Task to carry out:
Go through the records below and write each one out again unchanged.

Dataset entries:
Start of Block

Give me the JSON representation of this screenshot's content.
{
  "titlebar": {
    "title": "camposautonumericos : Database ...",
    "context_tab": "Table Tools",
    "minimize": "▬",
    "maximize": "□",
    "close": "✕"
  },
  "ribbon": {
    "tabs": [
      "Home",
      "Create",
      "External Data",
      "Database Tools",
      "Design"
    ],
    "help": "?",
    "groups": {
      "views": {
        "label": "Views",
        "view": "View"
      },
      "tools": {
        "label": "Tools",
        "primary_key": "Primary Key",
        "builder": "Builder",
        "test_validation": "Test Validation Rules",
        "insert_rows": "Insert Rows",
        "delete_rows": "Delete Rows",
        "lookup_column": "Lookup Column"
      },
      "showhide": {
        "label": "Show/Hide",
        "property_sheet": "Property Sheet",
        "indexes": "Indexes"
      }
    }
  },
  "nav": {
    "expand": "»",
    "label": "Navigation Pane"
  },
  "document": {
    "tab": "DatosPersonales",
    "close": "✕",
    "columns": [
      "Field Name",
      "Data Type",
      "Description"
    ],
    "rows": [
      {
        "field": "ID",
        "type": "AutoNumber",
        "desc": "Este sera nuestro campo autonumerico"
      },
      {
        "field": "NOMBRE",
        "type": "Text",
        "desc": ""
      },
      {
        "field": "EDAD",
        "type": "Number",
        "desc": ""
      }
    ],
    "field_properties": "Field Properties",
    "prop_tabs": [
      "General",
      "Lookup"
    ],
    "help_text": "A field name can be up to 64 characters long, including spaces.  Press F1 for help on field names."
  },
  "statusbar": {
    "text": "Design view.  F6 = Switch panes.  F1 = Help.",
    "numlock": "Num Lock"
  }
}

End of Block

Problem solution:
Give me the JSON representation of this screenshot's content.
{
  "titlebar": {
    "title": "camposautonumericos : Database ...",
    "context_tab": "Table Tools",
    "minimize": "▬",
    "maximize": "□",
    "close": "✕"
  },
  "ribbon": {
    "tabs": [
      "Home",
      "Create",
      "External Data",
      "Database Tools",
      "Design"
    ],
    "help": "?",
    "groups": {
      "views": {
        "label": "Views",
        "view": "View"
      },
      "tools": {
        "label": "Tools",
        "primary_key": "Primary Key",
        "builder": "Builder",
        "test_validation": "Test Validation Rules",
        "insert_rows": "Insert Rows",
        "delete_rows": "Delete Rows",
        "lookup_column": "Lookup Column"
      },
      "showhide": {
        "label": "Show/Hide",
        "property_sheet": "Property Sheet",
        "indexes": "Indexes"
      }
    }
  },
  "nav": {
    "expand": "»",
    "label": "Navigation Pane"
  },
  "document": {
    "tab": "DatosPersonales",
    "close": "✕",
    "columns": [
      "Field Name",
      "Data Type",
      "Description"
    ],
    "rows": [
      {
        "field": "ID",
        "type": "AutoNumber",
        "desc": "Este sera nuestro campo autonumerico"
      },
      {
        "field": "NOMBRE",
        "type": "Text",
        "desc": ""
      },
      {
        "field": "EDAD",
        "type": "Number",
        "desc": ""
      }
    ],
    "field_properties": "Field Properties",
    "prop_tabs": [
      "General",
      "Lookup"
    ],
    "help_text": "A field name can be up to 64 characters long, including spaces.  Press F1 for help on field names."
  },
  "statusbar": {
    "text": "Design view.  F6 = Switch panes.  F1 = Help.",
    "numlock": "Num Lock"
  }
}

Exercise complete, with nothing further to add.